2 Kings 18:21 “…You are trusting in the staff of this broken reed, Egypt, on which if a man leans, it will go into his hand and pierce it.”
Rabshakeh the Assyrian told King Hezekiah that trusting in the king of Egypt was like leaning on a “bruised reed” that would crumble and wound his hand. Life has many “bruised reeds” that may look inviting to lean on, but in reality, they are neither stable nor reliable.
The Apostle Paul warns Timothy not to lean on “science [knowledge] falsely so called.” (1 Timothy 6:21) Truth is a very stable foundation but false knowledge is a “bruised reed.” In verses 9 and 10 Paul warns of the fallacy of riches and the “love of money,” these too are “bruised reeds.” He continues in verse 17 with a warning against the “bruised reeds” of pride, arrogance and “trusting in uncertain riches.”
Carnal pleasure, another “bruised reed,” is very temporary and may come with unexpected, unwanted, and unpleasant baggage, such as disappointment, guilt, shame, and sometimes the chains of addiction.
In Matthew 24, Jesus shares with His disciples an outline of the chaos and destruction at the end of this present world.
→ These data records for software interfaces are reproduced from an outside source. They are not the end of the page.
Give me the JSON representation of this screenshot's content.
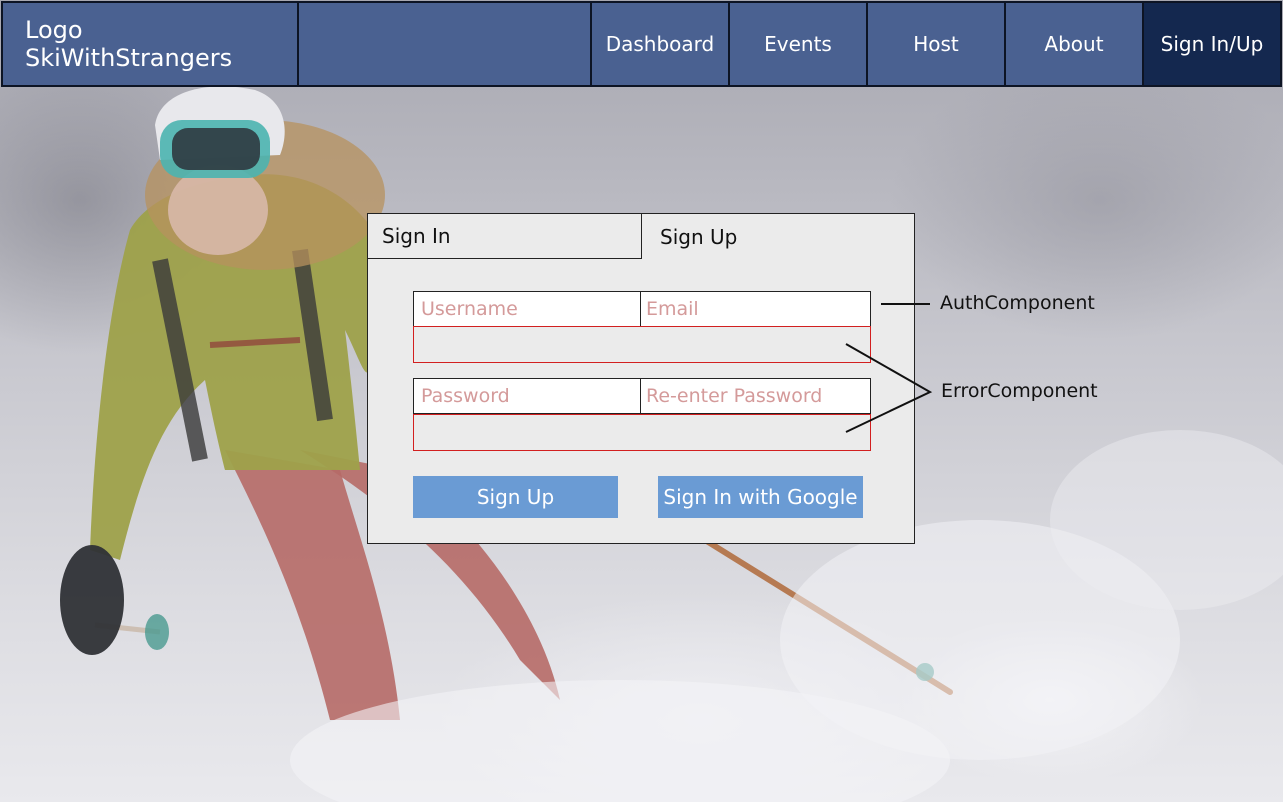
{
  "nav": {
    "logo": "Logo SkiWithStrangers",
    "items": [
      {
        "label": "Dashboard"
      },
      {
        "label": "Events"
      },
      {
        "label": "Host"
      },
      {
        "label": "About"
      },
      {
        "label": "Sign In/Up"
      }
    ],
    "active_item": "Sign In/Up"
  },
  "auth": {
    "tabs": [
      {
        "label": "Sign In"
      },
      {
        "label": "Sign Up"
      }
    ],
    "active_tab": "Sign Up",
    "fields": {
      "username": {
        "placeholder": "Username",
        "value": ""
      },
      "email": {
        "placeholder": "Email",
        "value": ""
      },
      "password": {
        "placeholder": "Password",
        "value": ""
      },
      "reenter_password": {
        "placeholder": "Re-enter Password",
        "value": ""
      }
    },
    "buttons": {
      "signup": "Sign Up",
      "google": "Sign In with Google"
    }
  },
  "annotations": {
    "auth_component": "AuthComponent",
    "error_component": "ErrorComponent"
  },
  "colors": {
    "nav_bg": "#4a6191",
    "nav_active_bg": "#14284f",
    "button_bg": "#6a9bd4",
    "placeholder_text": "#d49a9a",
    "error_border": "#d21f1f",
    "card_bg": "#ebebeb"
  },
  "background": {
    "description_icon": "skier-photo"
  }
}
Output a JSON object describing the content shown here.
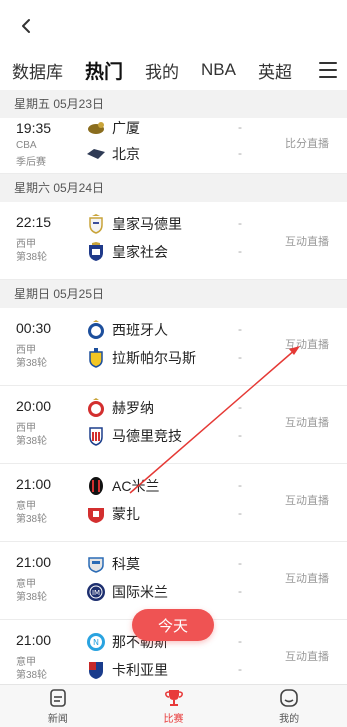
{
  "tabs": [
    "数据库",
    "热门",
    "我的",
    "NBA",
    "英超"
  ],
  "active_tab": "热门",
  "sections": [
    {
      "date": "星期五  05月23日",
      "matches": [
        {
          "time": "19:35",
          "league": "CBA",
          "round": "季后赛",
          "home": "广厦",
          "away": "北京",
          "home_score": "-",
          "away_score": "-",
          "live": "比分直播"
        }
      ]
    },
    {
      "date": "星期六  05月24日",
      "matches": [
        {
          "time": "22:15",
          "league": "西甲",
          "round": "第38轮",
          "home": "皇家马德里",
          "away": "皇家社会",
          "home_score": "-",
          "away_score": "-",
          "live": "互动直播"
        }
      ]
    },
    {
      "date": "星期日  05月25日",
      "matches": [
        {
          "time": "00:30",
          "league": "西甲",
          "round": "第38轮",
          "home": "西班牙人",
          "away": "拉斯帕尔马斯",
          "home_score": "-",
          "away_score": "-",
          "live": "互动直播"
        },
        {
          "time": "20:00",
          "league": "西甲",
          "round": "第38轮",
          "home": "赫罗纳",
          "away": "马德里竞技",
          "home_score": "-",
          "away_score": "-",
          "live": "互动直播"
        },
        {
          "time": "21:00",
          "league": "意甲",
          "round": "第38轮",
          "home": "AC米兰",
          "away": "蒙扎",
          "home_score": "-",
          "away_score": "-",
          "live": "互动直播"
        },
        {
          "time": "21:00",
          "league": "意甲",
          "round": "第38轮",
          "home": "科莫",
          "away": "国际米兰",
          "home_score": "-",
          "away_score": "-",
          "live": "互动直播"
        },
        {
          "time": "21:00",
          "league": "意甲",
          "round": "第38轮",
          "home": "那不勒斯",
          "away": "卡利亚里",
          "home_score": "-",
          "away_score": "-",
          "live": "互动直播"
        }
      ]
    }
  ],
  "today_button": "今天",
  "bottom_nav": [
    {
      "label": "新闻",
      "icon": "news-icon"
    },
    {
      "label": "比赛",
      "icon": "trophy-icon"
    },
    {
      "label": "我的",
      "icon": "profile-icon"
    }
  ],
  "colors": {
    "accent": "#e83a3a",
    "today_button": "#ef5353"
  }
}
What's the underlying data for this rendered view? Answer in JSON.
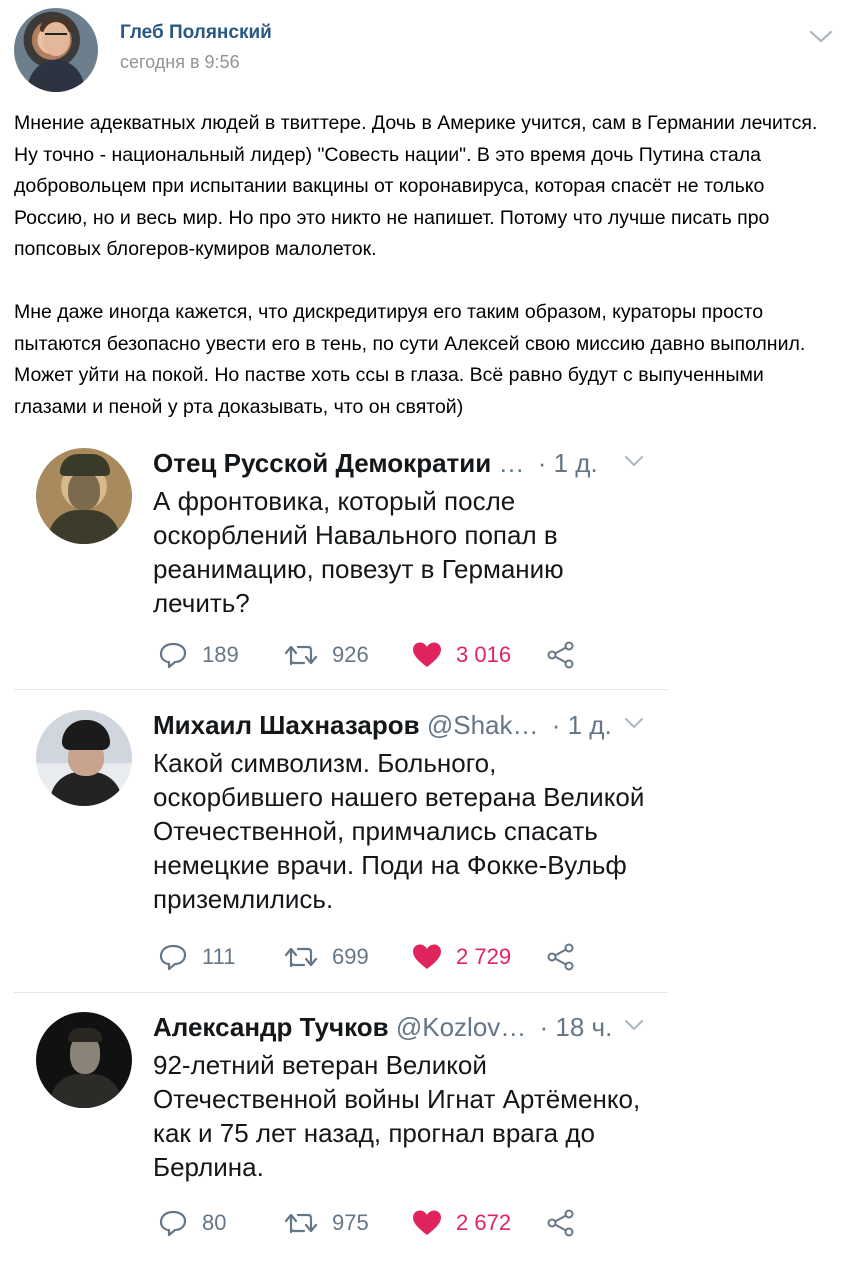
{
  "post": {
    "author": "Глеб Полянский",
    "time": "сегодня в 9:56",
    "paragraphs": [
      "Мнение адекватных людей в твиттере. Дочь в Америке учится, сам в Германии лечится. Ну точно - национальный лидер) \"Совесть нации\". В это время дочь Путина стала добровольцем при испытании вакцины от коронавируса, которая спасёт не только Россию, но и весь мир. Но про это никто не напишет. Потому что лучше писать про попсовых блогеров-кумиров малолеток.",
      "Мне даже иногда кажется, что дискредитируя его таким образом, кураторы просто пытаются безопасно увести его в тень, по сути Алексей свою миссию давно выполнил. Может уйти на покой. Но пастве хоть ссы в глаза. Всё равно будут с выпученными глазами и пеной у рта доказывать, что он святой)"
    ]
  },
  "tweets": [
    {
      "name": "Отец Русской Демократии",
      "handle": "…",
      "time": "· 1 д.",
      "text": "А фронтовика, который после оскорблений Навального попал в реанимацию, повезут в Германию лечить?",
      "replies": "189",
      "retweets": "926",
      "likes": "3 016"
    },
    {
      "name": "Михаил Шахназаров",
      "handle": "@Shak…",
      "time": "· 1 д.",
      "text": "Какой символизм. Больного, оскорбившего нашего ветерана Великой Отечественной, примчались спасать немецкие врачи. Поди на Фокке-Вульф приземлились.",
      "replies": "111",
      "retweets": "699",
      "likes": "2 729"
    },
    {
      "name": "Александр Тучков",
      "handle": "@Kozlov…",
      "time": "· 18 ч.",
      "text": "92-летний ветеран Великой Отечественной войны Игнат Артёменко, как и 75 лет назад, прогнал врага до Берлина.",
      "replies": "80",
      "retweets": "975",
      "likes": "2 672"
    }
  ],
  "colors": {
    "vk_link": "#2a5885",
    "vk_meta": "#939393",
    "twitter_meta": "#657786",
    "like_red": "#e0245e",
    "separator": "#e1e8ed"
  },
  "icons": [
    "chevron-down-icon",
    "reply-icon",
    "retweet-icon",
    "heart-icon",
    "share-icon"
  ]
}
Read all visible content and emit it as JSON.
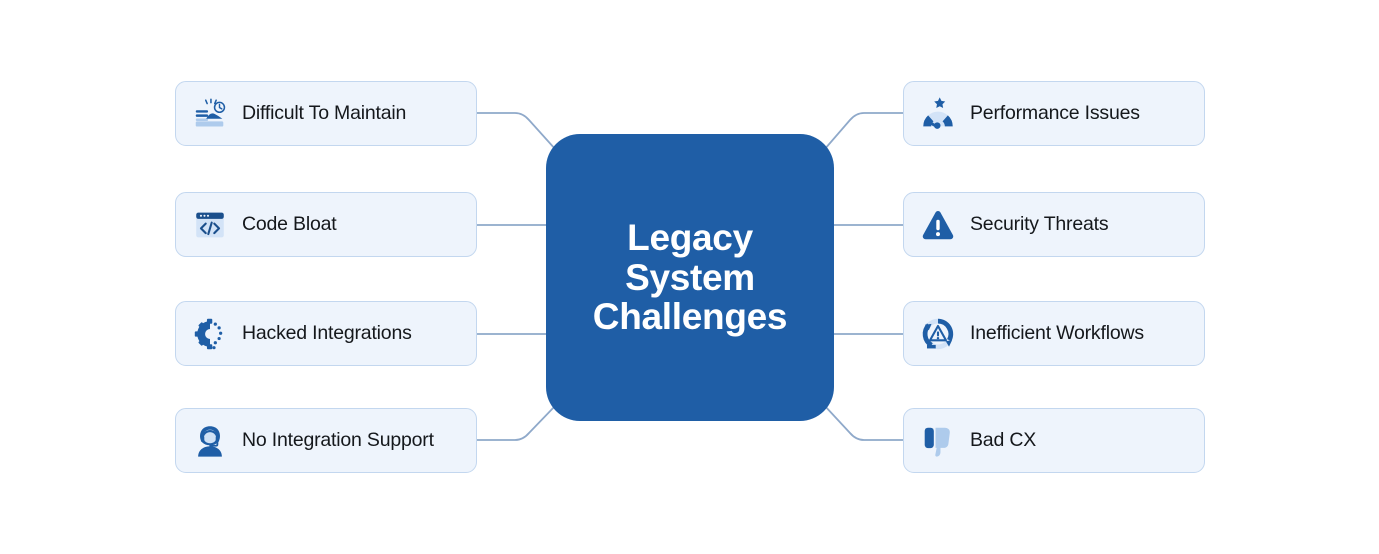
{
  "diagram": {
    "type": "mind-map",
    "background_color": "#ffffff",
    "hub": {
      "title": "Legacy\nSystem\nChallenges",
      "title_lines": [
        "Legacy",
        "System",
        "Challenges"
      ],
      "fill_color": "#1f5ea6",
      "text_color": "#ffffff"
    },
    "card_style": {
      "fill_color": "#eef4fc",
      "border_color": "#c3d7ef",
      "label_color": "#15181c",
      "icon_color": "#1f5ea6",
      "icon_accent_color": "#aecbec"
    },
    "connector_color": "#8fa9ca",
    "left_branches": [
      {
        "label": "Difficult To Maintain",
        "icon": "maintenance-clock-icon"
      },
      {
        "label": "Code Bloat",
        "icon": "code-window-icon"
      },
      {
        "label": "Hacked Integrations",
        "icon": "broken-gear-icon"
      },
      {
        "label": "No Integration Support",
        "icon": "support-agent-icon"
      }
    ],
    "right_branches": [
      {
        "label": "Performance Issues",
        "icon": "speedometer-star-icon"
      },
      {
        "label": "Security Threats",
        "icon": "warning-triangle-icon"
      },
      {
        "label": "Inefficient Workflows",
        "icon": "recycle-warning-icon"
      },
      {
        "label": "Bad CX",
        "icon": "thumbs-down-icon"
      }
    ]
  }
}
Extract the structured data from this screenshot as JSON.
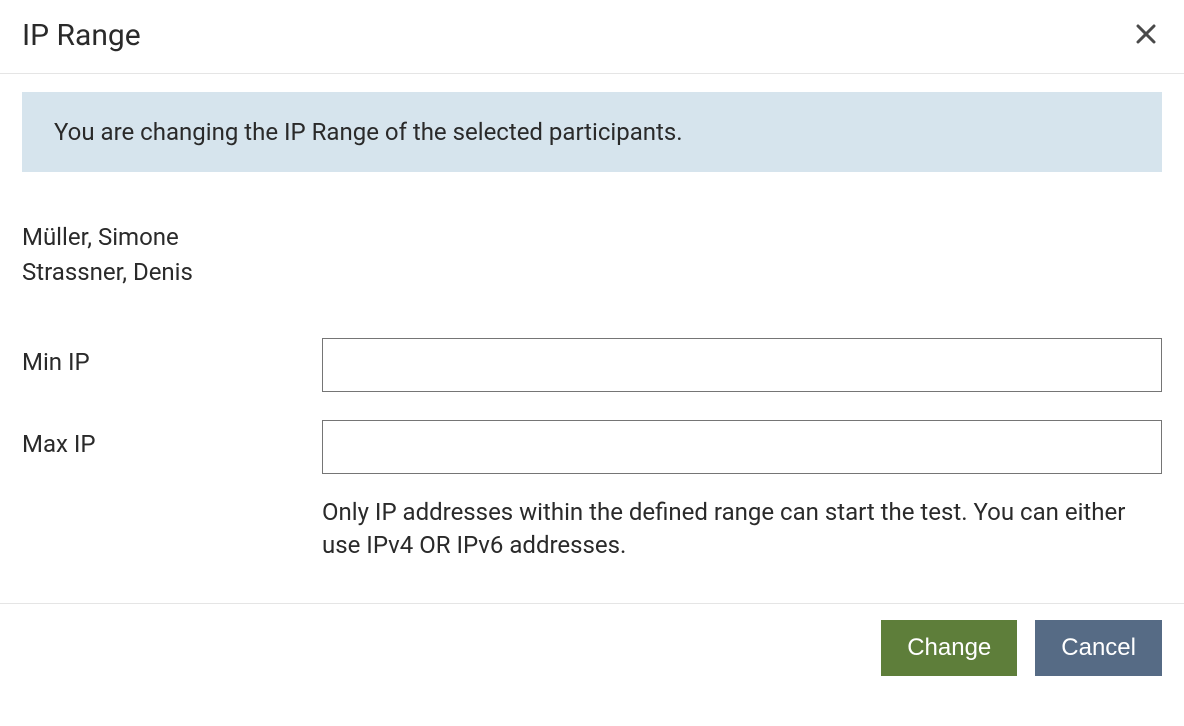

Then in verse 35 He reminds us that “Heaven and earth will pass away, but my words will never pass away.”
God, His truth, and His righteousness are a sure foundation, offering unfailing and eternal, stability in a world of “bruised reeds.”
“Roll away the stone.” It was a simple command, but Lazarus's friends gave the usual protests: “He’s already dead.” “He’s been in there too long.” “He’s pretty smelly at this point.” But Jesus would not move forward with the miracle until the stone was rolled away.
On the surface, it seems like an odd request. If you know the story of Lazarus, as soon as the stone was rolled away, Jesus said, “Lazarus, come forth,” and a man who had been dead for three days came walking out of the tomb. If Jesus could bring Lazarus back to life, why did He need Lazarus’ friends to roll the stone away? Couldn’t He have moved the stone with His little finger? Or with just a look or a word? But Lazarus’ friends were the ones who sealed the grave, and so they had to be the ones to roll the stone away.
In our own lives, there are hurts and fears that we hide away. We beg Jesus to see us, to help us, and to heal what is broken. There is not a cry that He does not hear or a life He does not want to save, but He asks one thing of us: “Roll away the stone.” Could He do it Himself? Of course. He would have no trouble forcing His way into your heart and into your life. But that simply is not His way.
We often have a lot of excuses as to why we keep our pain hidden away: “My hope is already dead.” “It’s just been too long — I can’t imagine a different life.” “I’m too ashamed." But He sees and loves through every excuse. He can bring new life from even the most hopeless of situations, if only we will roll away the stone.